  • Make sure you have all scim/skim related packages uninstalled and all required ibus packages installed. Also make sure you ran the im-switch command (with sudo) and set ibus in auto mode.
  • Japanese/Chinese/Korean/etc input work in KDE apps but no in GTK (Firefox, Chrome, Skype) apps!
  • This happens if you do not have the ibus-gtk module installed or do not set the im-switch to auto.
  • Japanese/Chinese/Korean/etc input work in GTK (Firefox, Chrome, Skype) apps but no in KDE apps!
  • This happens if you do not have the ibus-qt4 module installed or do not set the im-switch to auto.


[1] scim/skim

Sunday, March 21, 2010

Get offlineimap working with non ASCII characters.


I recently started using offlineimap [1] to manage my GMail accounts locally on my machine.

With offlineimap all my email is local so the navigation is very fast and also I am a little more relieved that I have a local copy of all my email.

The only problem is that offlineimap does not work well with non english characters. This makes it difficult to use for those with labels in Russian, Chinese, Japanese etc [2].

Fortunately offlineimap offers some nice options that allows us to modify it's behavior. Using the "pythonfile" and "nametrans" options I was able to get Japanese working flawlessly.

Problem Description

IMAP4 uses a modified UTF-7 coding for all folder names but offlineimap does not convert the folder names to UTF-8 or something readable before creating local repositories that results in very cryptic folder names like "&MMYwuTDI-".

Some research (googling) on the topic resulted in a very nice code to add IMAP4 UTF-7 encoding capabilities to Python [3]. So with a little time and some copy/paste skills I added this code to offlineimap and ban! I got Japanese working correctly in my folders.

Fixing unicode issues in offlineimap

First we must add the code to convert from IMAP4 UTF7 encoding support to offlineimap. Thanks to Dominic LoBue (offlineimap developer) I learned that we can add our own python code to offlineimap. To do this we created a simple python script (e.g. ~/ that contains the following code (copy/paste from [3]:

Then in our offlineimap configuration file, in the "[general]" section we add a line to load this python script like:

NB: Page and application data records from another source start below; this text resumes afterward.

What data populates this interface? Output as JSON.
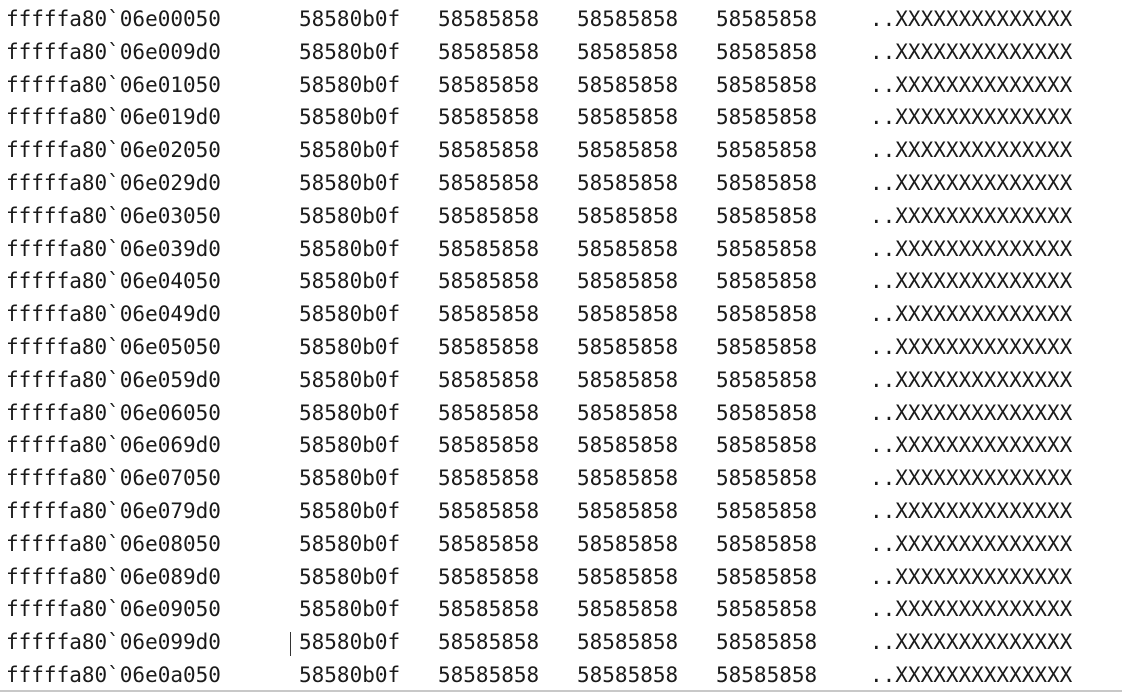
{
  "memory_dump": {
    "rows": [
      {
        "address": "fffffa80`06e00050",
        "words": [
          "58580b0f",
          "58585858",
          "58585858",
          "58585858"
        ],
        "ascii": "..XXXXXXXXXXXXXX"
      },
      {
        "address": "fffffa80`06e009d0",
        "words": [
          "58580b0f",
          "58585858",
          "58585858",
          "58585858"
        ],
        "ascii": "..XXXXXXXXXXXXXX"
      },
      {
        "address": "fffffa80`06e01050",
        "words": [
          "58580b0f",
          "58585858",
          "58585858",
          "58585858"
        ],
        "ascii": "..XXXXXXXXXXXXXX"
      },
      {
        "address": "fffffa80`06e019d0",
        "words": [
          "58580b0f",
          "58585858",
          "58585858",
          "58585858"
        ],
        "ascii": "..XXXXXXXXXXXXXX"
      },
      {
        "address": "fffffa80`06e02050",
        "words": [
          "58580b0f",
          "58585858",
          "58585858",
          "58585858"
        ],
        "ascii": "..XXXXXXXXXXXXXX"
      },
      {
        "address": "fffffa80`06e029d0",
        "words": [
          "58580b0f",
          "58585858",
          "58585858",
          "58585858"
        ],
        "ascii": "..XXXXXXXXXXXXXX"
      },
      {
        "address": "fffffa80`06e03050",
        "words": [
          "58580b0f",
          "58585858",
          "58585858",
          "58585858"
        ],
        "ascii": "..XXXXXXXXXXXXXX"
      },
      {
        "address": "fffffa80`06e039d0",
        "words": [
          "58580b0f",
          "58585858",
          "58585858",
          "58585858"
        ],
        "ascii": "..XXXXXXXXXXXXXX"
      },
      {
        "address": "fffffa80`06e04050",
        "words": [
          "58580b0f",
          "58585858",
          "58585858",
          "58585858"
        ],
        "ascii": "..XXXXXXXXXXXXXX"
      },
      {
        "address": "fffffa80`06e049d0",
        "words": [
          "58580b0f",
          "58585858",
          "58585858",
          "58585858"
        ],
        "ascii": "..XXXXXXXXXXXXXX"
      },
      {
        "address": "fffffa80`06e05050",
        "words": [
          "58580b0f",
          "58585858",
          "58585858",
          "58585858"
        ],
        "ascii": "..XXXXXXXXXXXXXX"
      },
      {
        "address": "fffffa80`06e059d0",
        "words": [
          "58580b0f",
          "58585858",
          "58585858",
          "58585858"
        ],
        "ascii": "..XXXXXXXXXXXXXX"
      },
      {
        "address": "fffffa80`06e06050",
        "words": [
          "58580b0f",
          "58585858",
          "58585858",
          "58585858"
        ],
        "ascii": "..XXXXXXXXXXXXXX"
      },
      {
        "address": "fffffa80`06e069d0",
        "words": [
          "58580b0f",
          "58585858",
          "58585858",
          "58585858"
        ],
        "ascii": "..XXXXXXXXXXXXXX"
      },
      {
        "address": "fffffa80`06e07050",
        "words": [
          "58580b0f",
          "58585858",
          "58585858",
          "58585858"
        ],
        "ascii": "..XXXXXXXXXXXXXX"
      },
      {
        "address": "fffffa80`06e079d0",
        "words": [
          "58580b0f",
          "58585858",
          "58585858",
          "58585858"
        ],
        "ascii": "..XXXXXXXXXXXXXX"
      },
      {
        "address": "fffffa80`06e08050",
        "words": [
          "58580b0f",
          "58585858",
          "58585858",
          "58585858"
        ],
        "ascii": "..XXXXXXXXXXXXXX"
      },
      {
        "address": "fffffa80`06e089d0",
        "words": [
          "58580b0f",
          "58585858",
          "58585858",
          "58585858"
        ],
        "ascii": "..XXXXXXXXXXXXXX"
      },
      {
        "address": "fffffa80`06e09050",
        "words": [
          "58580b0f",
          "58585858",
          "58585858",
          "58585858"
        ],
        "ascii": "..XXXXXXXXXXXXXX"
      },
      {
        "address": "fffffa80`06e099d0",
        "words": [
          "58580b0f",
          "58585858",
          "58585858",
          "58585858"
        ],
        "ascii": "..XXXXXXXXXXXXXX"
      },
      {
        "address": "fffffa80`06e0a050",
        "words": [
          "58580b0f",
          "58585858",
          "58585858",
          "58585858"
        ],
        "ascii": "..XXXXXXXXXXXXXX"
      }
    ]
  },
  "colors": {
    "text": "#1a1a1a",
    "background": "#ffffff"
  }
}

Finally in our remote repository configuration add a nametrans option to convert all foldernames from "imap4-utf-7" encoding to your encoding of preference. My Ubuntu installation is all UTF-8 so I convert all folder names to this encoding:

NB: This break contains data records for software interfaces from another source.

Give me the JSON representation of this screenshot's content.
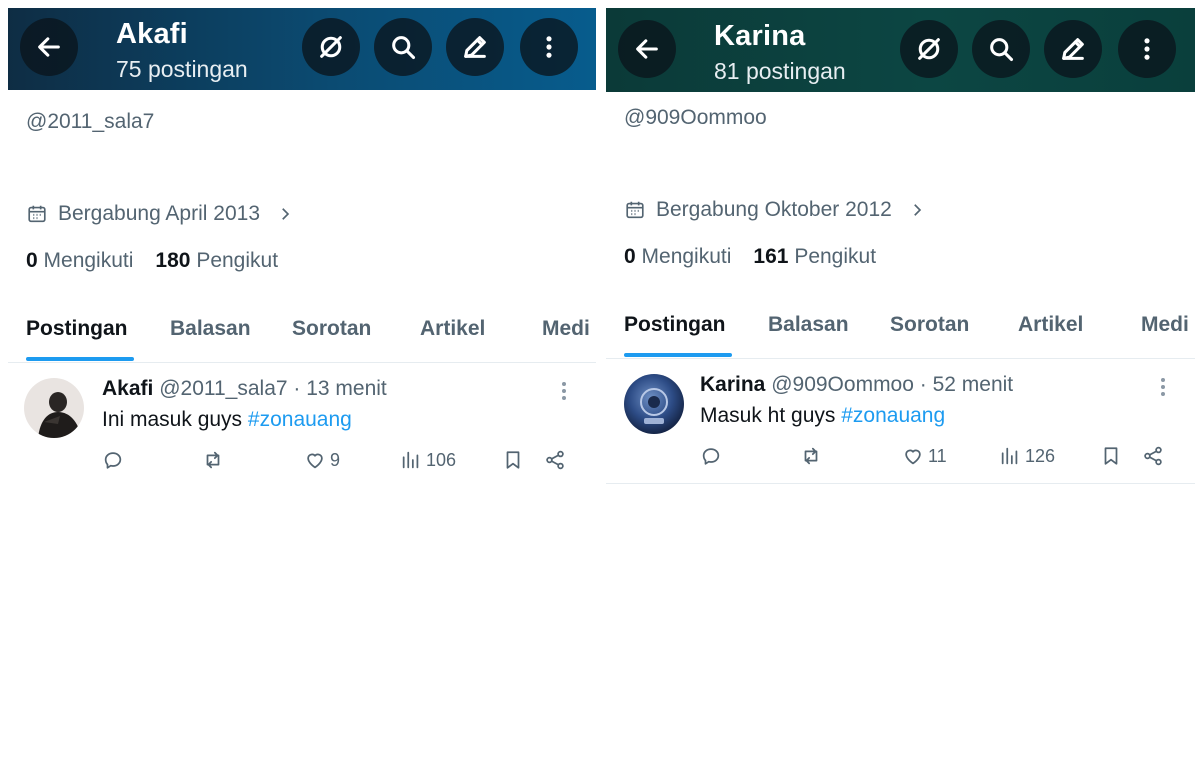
{
  "left": {
    "header": {
      "name": "Akafi",
      "post_count": "75 postingan"
    },
    "profile": {
      "handle": "@2011_sala7",
      "joined": "Bergabung April 2013",
      "following_count": "0",
      "following_label": "Mengikuti",
      "followers_count": "180",
      "followers_label": "Pengikut"
    },
    "tabs": [
      "Postingan",
      "Balasan",
      "Sorotan",
      "Artikel",
      "Medi"
    ],
    "tweet": {
      "name": "Akafi",
      "meta": "@2011_sala7 · 13 menit",
      "text": "Ini masuk guys ",
      "hashtag": "#zonauang",
      "likes": "9",
      "views": "106"
    }
  },
  "right": {
    "header": {
      "name": "Karina",
      "post_count": "81 postingan"
    },
    "profile": {
      "handle": "@909Oommoo",
      "joined": "Bergabung Oktober 2012",
      "following_count": "0",
      "following_label": "Mengikuti",
      "followers_count": "161",
      "followers_label": "Pengikut"
    },
    "tabs": [
      "Postingan",
      "Balasan",
      "Sorotan",
      "Artikel",
      "Medi"
    ],
    "tweet": {
      "name": "Karina",
      "meta": "@909Oommoo · 52 menit",
      "text": "Masuk ht guys ",
      "hashtag": "#zonauang",
      "likes": "11",
      "views": "126"
    }
  },
  "icons": [
    "back-arrow-icon",
    "grok-icon",
    "search-icon",
    "edit-icon",
    "more-vertical-icon",
    "calendar-icon",
    "chevron-right-icon",
    "reply-icon",
    "retweet-icon",
    "like-icon",
    "views-icon",
    "bookmark-icon",
    "share-icon"
  ],
  "colors": {
    "accent": "#1d9bf0",
    "text": "#0f1419",
    "secondary": "#536471"
  }
}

The "imap4-utf-7" encoding is added by our "" script. With this configuration I can now see the correct Japanese names for all the folders (labels) in my GMail accounts inside Mutt [4].


[3] IMAP4 UTF-7 Encoding/Decoding
[4] Best email client